■ WHAT IS REQUIRED
What is the count of lines below that include "Ceremony"? Reply with nothing else.

++++++++++

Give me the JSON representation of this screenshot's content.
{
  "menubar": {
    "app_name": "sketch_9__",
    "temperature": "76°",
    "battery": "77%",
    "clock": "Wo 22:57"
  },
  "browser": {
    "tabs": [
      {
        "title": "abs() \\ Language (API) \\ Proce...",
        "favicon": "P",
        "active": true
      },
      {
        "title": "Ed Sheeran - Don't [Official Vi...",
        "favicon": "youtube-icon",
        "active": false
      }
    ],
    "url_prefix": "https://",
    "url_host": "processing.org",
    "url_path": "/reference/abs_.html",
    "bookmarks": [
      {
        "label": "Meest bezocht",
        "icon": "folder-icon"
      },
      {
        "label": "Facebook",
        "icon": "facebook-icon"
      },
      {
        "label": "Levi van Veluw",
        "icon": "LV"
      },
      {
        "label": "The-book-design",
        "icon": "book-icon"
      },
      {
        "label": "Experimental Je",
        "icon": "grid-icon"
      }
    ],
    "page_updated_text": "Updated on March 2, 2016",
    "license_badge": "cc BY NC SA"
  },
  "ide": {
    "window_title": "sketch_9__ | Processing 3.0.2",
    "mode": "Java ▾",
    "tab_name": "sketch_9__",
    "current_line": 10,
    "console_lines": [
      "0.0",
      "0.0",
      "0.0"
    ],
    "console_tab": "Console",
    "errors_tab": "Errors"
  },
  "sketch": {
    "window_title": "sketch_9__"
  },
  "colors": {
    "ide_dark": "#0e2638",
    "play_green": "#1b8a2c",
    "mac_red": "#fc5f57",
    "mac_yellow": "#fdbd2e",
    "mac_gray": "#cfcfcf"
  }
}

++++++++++

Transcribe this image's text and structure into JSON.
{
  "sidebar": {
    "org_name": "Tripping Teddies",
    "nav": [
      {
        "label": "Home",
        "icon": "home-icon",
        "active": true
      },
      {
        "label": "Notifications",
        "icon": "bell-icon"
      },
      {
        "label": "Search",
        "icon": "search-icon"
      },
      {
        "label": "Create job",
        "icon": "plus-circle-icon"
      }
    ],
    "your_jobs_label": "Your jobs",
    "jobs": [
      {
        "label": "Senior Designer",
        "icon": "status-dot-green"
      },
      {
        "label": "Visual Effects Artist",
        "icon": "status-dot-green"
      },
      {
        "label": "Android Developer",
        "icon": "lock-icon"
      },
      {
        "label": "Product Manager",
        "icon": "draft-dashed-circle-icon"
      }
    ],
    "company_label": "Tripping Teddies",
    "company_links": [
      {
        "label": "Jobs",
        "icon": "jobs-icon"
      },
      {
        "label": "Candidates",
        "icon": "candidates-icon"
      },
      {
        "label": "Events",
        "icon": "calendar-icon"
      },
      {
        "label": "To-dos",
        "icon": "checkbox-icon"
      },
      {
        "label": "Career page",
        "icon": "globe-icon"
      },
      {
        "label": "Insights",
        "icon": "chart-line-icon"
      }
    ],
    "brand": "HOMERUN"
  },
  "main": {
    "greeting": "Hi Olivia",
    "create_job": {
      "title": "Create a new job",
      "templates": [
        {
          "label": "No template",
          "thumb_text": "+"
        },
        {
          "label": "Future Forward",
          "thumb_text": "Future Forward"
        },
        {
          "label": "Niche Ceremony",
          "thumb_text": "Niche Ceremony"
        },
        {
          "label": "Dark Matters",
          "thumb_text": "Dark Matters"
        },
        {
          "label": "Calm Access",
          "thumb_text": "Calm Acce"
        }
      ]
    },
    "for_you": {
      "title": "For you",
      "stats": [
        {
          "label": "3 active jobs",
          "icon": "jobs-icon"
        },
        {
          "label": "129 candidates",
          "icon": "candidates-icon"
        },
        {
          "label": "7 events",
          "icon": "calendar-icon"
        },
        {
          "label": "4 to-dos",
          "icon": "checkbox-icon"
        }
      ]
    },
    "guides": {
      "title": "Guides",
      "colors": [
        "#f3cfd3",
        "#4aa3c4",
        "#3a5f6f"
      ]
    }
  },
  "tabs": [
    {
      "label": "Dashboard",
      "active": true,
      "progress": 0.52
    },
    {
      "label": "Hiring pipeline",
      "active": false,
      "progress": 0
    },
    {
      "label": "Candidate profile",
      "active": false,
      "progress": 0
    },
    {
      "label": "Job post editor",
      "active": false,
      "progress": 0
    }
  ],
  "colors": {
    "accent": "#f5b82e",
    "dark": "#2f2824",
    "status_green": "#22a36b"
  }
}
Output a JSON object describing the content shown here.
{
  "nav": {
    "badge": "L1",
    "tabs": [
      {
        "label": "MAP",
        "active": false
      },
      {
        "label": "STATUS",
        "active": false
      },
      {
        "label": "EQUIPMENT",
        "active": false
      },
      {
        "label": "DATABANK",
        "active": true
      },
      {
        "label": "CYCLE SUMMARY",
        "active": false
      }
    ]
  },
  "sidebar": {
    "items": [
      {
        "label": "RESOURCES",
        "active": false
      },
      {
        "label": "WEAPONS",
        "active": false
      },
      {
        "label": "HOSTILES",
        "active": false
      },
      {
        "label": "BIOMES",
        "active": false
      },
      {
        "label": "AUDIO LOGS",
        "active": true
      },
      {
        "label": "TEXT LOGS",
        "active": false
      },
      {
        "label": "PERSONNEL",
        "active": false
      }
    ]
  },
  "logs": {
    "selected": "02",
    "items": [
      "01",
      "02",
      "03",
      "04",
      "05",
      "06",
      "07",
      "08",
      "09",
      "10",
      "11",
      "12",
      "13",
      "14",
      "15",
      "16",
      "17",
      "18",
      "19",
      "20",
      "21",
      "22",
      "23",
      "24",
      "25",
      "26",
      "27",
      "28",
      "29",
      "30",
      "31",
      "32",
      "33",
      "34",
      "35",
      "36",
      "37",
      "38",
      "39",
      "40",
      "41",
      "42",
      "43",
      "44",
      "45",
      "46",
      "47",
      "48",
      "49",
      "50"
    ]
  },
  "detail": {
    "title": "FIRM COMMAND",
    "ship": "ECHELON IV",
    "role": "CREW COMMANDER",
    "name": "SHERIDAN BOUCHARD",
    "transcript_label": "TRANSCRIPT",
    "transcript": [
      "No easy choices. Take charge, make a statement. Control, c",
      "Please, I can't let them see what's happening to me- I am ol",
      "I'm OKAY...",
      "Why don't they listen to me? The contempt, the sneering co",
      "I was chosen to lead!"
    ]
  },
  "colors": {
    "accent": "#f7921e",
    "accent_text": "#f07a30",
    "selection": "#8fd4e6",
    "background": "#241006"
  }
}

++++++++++

■ TASK RESPONSE
2